- When a river is really rough and choppy, this is an example of when it seethes.
- When someone insults you and you sit in the room growing angrier and angrier, this is an example of when you seethe.
- A state fair bustling with people is an example of something that seethes with life.
A seething pot of pasta.
transitive verbseethed, seething
- to cook by boiling
- to soak, steep, or saturate in liquid
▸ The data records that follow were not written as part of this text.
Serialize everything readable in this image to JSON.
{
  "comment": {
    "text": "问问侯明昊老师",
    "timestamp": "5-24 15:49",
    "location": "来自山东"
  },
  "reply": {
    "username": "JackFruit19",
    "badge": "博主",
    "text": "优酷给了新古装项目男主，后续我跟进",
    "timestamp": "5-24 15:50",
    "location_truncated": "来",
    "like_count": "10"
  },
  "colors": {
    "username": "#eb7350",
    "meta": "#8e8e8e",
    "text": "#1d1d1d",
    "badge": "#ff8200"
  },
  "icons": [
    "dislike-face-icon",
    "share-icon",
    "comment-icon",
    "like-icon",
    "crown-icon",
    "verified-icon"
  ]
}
Origin of seetheMiddle English sethen ; from Old English sēothan, akin to German sieden ; from Indo-European base an unverified form sew-, to cook, boil from source Sanskrit hāvayan, (they) stew
- to boil or to surge, bubble, or foam as if boiling
- to be violently agitated or disturbed
verbseethed seethed, seeth·ing, seethes
- To churn and foam as if boiling.
- a. To be in a state of turmoil or ferment: The nation seethed with rebellion.b. To be violently excited or agitated: I seethed with anger over the insult. See Synonyms at boil1.
- Archaic To boil.
verb, transitive Archaic
Origin of seetheMiddle English sethen, to boil, from Old English sēothan.
(third-person singular simple present seethes, present participle seething, simple past seethed or sod (archaic), past participle seethed or sodden (archaic))
From Middle English sethen, from Old English sÄ“oÃ¾an (â€œto seethe, boil, cook in a liquid; subject to a fiery ordeal, try as with fire; subject to great pain, afflict, afflict grievously, disturb; prepare food for the mind; subject the mind with occupations; be troubled in mind, broodâ€), from Proto-Germanic *seuÃ¾anÄ… (â€œto seethe, boilâ€), from Proto-Indo-European *hâ‚‚seut-, *hâ‚‚sut-, *hâ‚‚sew- (â€œto move about, roil, seetheâ€). Akin to Scots seth, seith (â€œto seetheâ€), Dutch zieden (â€œto seethe, boilâ€), Low German seden (â€œto seetheâ€), German sieden (â€œto seethe, boilâ€), Danish syde (â€œto seethe, boilâ€), Swedish sjuda (â€œto seethe, boilâ€), Icelandic sjÃ³Ã°a (â€œto seethe, boilâ€). Related also to Gothic ðƒðŒ°ðŒ¿ðŒ¸ðƒ (sauÃ¾s, â€œburnt offering, sacrificeâ€). Other cognates include Albanian zjej (â€œboil, seetheâ€).